By CAROLINE BECK, Alabama Daily News
MONTGOMERY, Ala. – Several members of Alabama’s congressional delegation sent recommendations to Gov. Kay Ivey this week on how to gradually reopen the state’s economy, including specific concerns in their districts.
Each representative’s report consisted of input from various business owners, state lawmakers, medical health officials and community leaders. Ivey requested the input last week.
Rep. Mo Brooks, a Republican from Huntsville, is the only member to suggest that the state’s current stay-at-home order be immediately rescinded without a formal replacement plan in place.
“Every delay day is a nail in the coffin of otherwise income and job-producing enterprises,” Brooks’ report said. “At some point, the job creating business is dead, forever, to the detriment of all of Alabama.”
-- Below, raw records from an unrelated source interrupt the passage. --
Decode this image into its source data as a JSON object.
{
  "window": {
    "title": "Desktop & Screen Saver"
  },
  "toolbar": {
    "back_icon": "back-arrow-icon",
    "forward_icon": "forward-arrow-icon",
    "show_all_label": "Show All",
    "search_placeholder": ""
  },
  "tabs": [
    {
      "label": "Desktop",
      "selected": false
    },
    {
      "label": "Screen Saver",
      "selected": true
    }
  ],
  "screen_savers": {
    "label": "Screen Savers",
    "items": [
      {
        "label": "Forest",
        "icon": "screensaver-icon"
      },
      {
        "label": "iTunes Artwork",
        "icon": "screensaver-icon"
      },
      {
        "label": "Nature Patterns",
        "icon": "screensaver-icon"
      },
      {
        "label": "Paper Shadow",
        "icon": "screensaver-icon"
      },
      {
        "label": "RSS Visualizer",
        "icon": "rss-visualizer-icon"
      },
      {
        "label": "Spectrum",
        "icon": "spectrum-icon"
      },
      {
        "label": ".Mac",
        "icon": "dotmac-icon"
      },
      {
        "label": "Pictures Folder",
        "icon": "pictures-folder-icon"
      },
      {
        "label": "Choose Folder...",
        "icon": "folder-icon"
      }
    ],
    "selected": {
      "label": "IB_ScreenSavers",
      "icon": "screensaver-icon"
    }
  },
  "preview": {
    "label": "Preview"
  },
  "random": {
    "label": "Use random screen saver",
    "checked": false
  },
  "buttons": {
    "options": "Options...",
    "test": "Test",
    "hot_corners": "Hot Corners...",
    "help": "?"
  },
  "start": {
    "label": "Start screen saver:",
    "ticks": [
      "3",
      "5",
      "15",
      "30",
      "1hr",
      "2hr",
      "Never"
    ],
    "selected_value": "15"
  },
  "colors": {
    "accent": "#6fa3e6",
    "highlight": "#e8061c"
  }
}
But most of the others’ recommendations agree that before reopening, a 14-day downward trajectory of COVID-19 cases needs to be shown first.
Reps. Bradley Byrne, a Republican from Mobile, and Robert Aderholt, a Republican from Haleyville, recommend reopening parts of the economy with a start date of May 1. Others agree that reopening should begin soon but don’t offer a specific date.
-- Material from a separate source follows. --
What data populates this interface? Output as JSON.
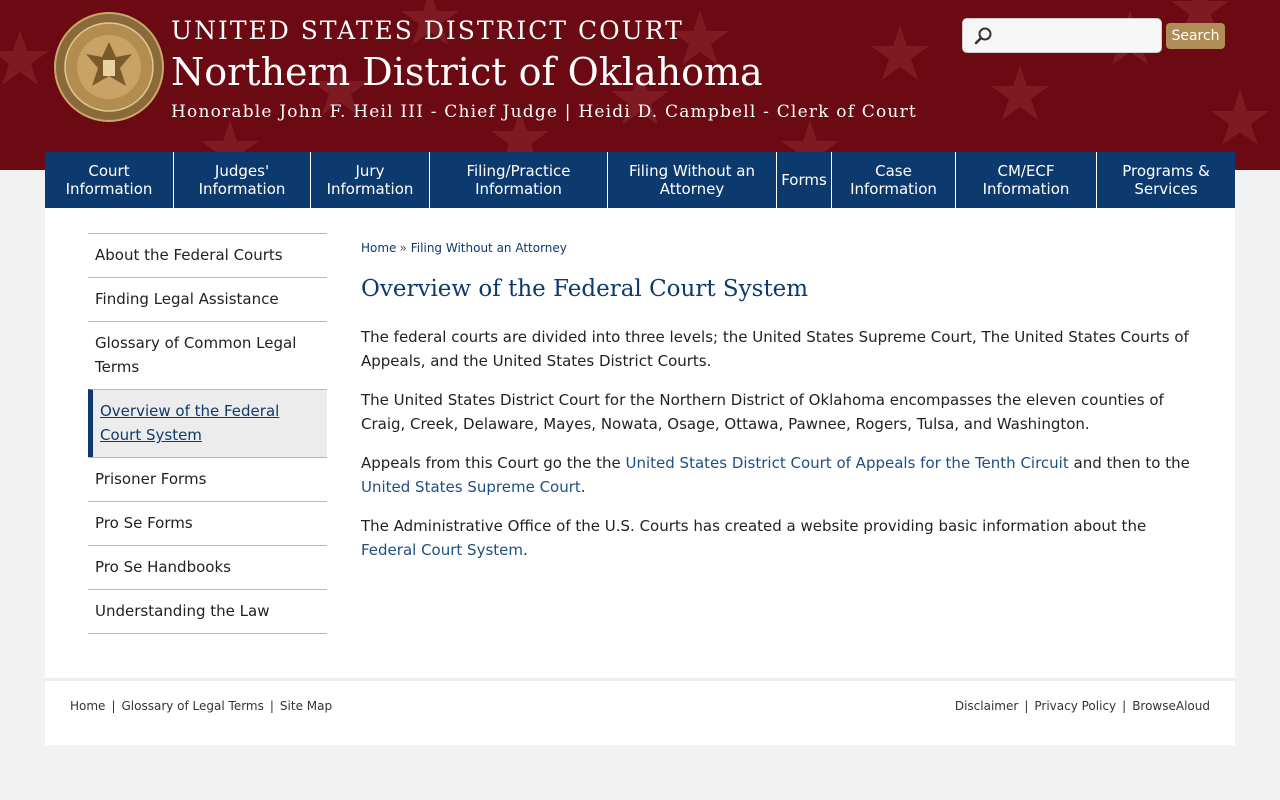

In his report, Byrne says that Alabama’s new COVID-19 case growth rate has fallen in the past five days compared to the growth rate seen from April 1-15. This declining rate and other data points are what leads Byrne to support the idea of opening up certain businesses by May 1.
No matter what Ivey’s reopening plan ends up being, the members emphasized the need for clear guidance and instruction from the state so as to avoid further confusion for business owners and inspire confidence with consumers.
All of the reports say business leaders need more reassurance that a steady supply of personal protective equipment, or PPE, will be given when necessary and that more testing needs to be happening all over the state.
State Public Health Officer Dr. Scott Harris and Ivey expressed concern on Tuesday that not enough testing had been done at this point and they to see more completed in coming weeks.
The Alabama Department of Public Health reports that about 48,000 tests have been conducted in Alabama, a state with a population of 4.9 million. That number does not include private lab testing that isn’t being reported to the state.
Each recommendation states the importance of protecting employees who are allowed to come back to work in this first phase of reopening.
Rep. Martha Roby’s report recommends that employers consider only allowing a certain number of the workforce to come back to work and that all businesses share risk details with customers clearly.
Roby, a Montgomery Republican, also recommends that Ivey look at reopening businesses on a tiered scale and suggests that some counties experiencing little or no reported cases be able to come back on board more quickly.
Rep. Gary Palmer, a Republican from Birmingham, emphasized the importance of establishing strong oversight of unemployment benefits in his report.
He states that because of the additional $600 per week in unemployment benefits given under the federal CARES Act, some employees refuse to return to work because they are receiving more money through unemployment than they would be paid.
Palmer recommends that the Alabama Department of Labor ensure that only those who have lost their jobs because of COVI-19 receive benefits and suggests that a system be created for employers to submit information to the department on employees who refuse to return to work.
Rep. Mike Rogers, a Republican from Saks, brought up the concerns about sporting venues since the Talladega Motor Speedway is in his district.
He recommends that large sporting venues and collegiate athletic events consider coordinating with the state feasible seating arrangements for following six feet of separation or just allow the event to be closed to spectators.
Byrne said he recommends that state beaches be reopened on May 1 with the understanding that no groups larger than 10 people can gather and all groups are a minimum six feet apart.
Each report also stated the importance of keeping distancing and sanitation measures when the stay-at-home order is lifted.
“Even as we begin talking about reopening portions of the economy, that does not mean we can relax the necessary distancing and hygiene requirements like wearing a cloth mask in public and washing our hands thoroughly,” Byrne said in a press release.
Rep. Terri Sewell, the only Democrat House member from Alabama, says in her report that as reopening starts there should be a continuous prioritization of access of testing, tracing and treatment for the state’s most vulnerable communities. Sewell’s district is largely comprised of African-Americans, the elderly and people with underlying health conditions, which are the populations most at risk of dying from COIVD-19.
She suggests that hazard pay should be given to health care and essential workers or that state tax credits be given for frontline health care workers who practice in rural areas.
Ivey on Tuesday said she intended to keep the stay-at-home order in place until its expiration on April 30 and will announce her intentions on how to reopen by next week.
“No one wants to open up businesses more than I do,” Ivey said. “All of our decisions that I’m going to make are going to come from data, not a desired date.”
As of Wednesday evening, Alabama has over 5,500 confirmed cases and 178 deaths resulting from COVID-19.
Most of the reopening recommendations also follow guidance from President Donald Trump’s released “Opening Up America Again Guidelines.”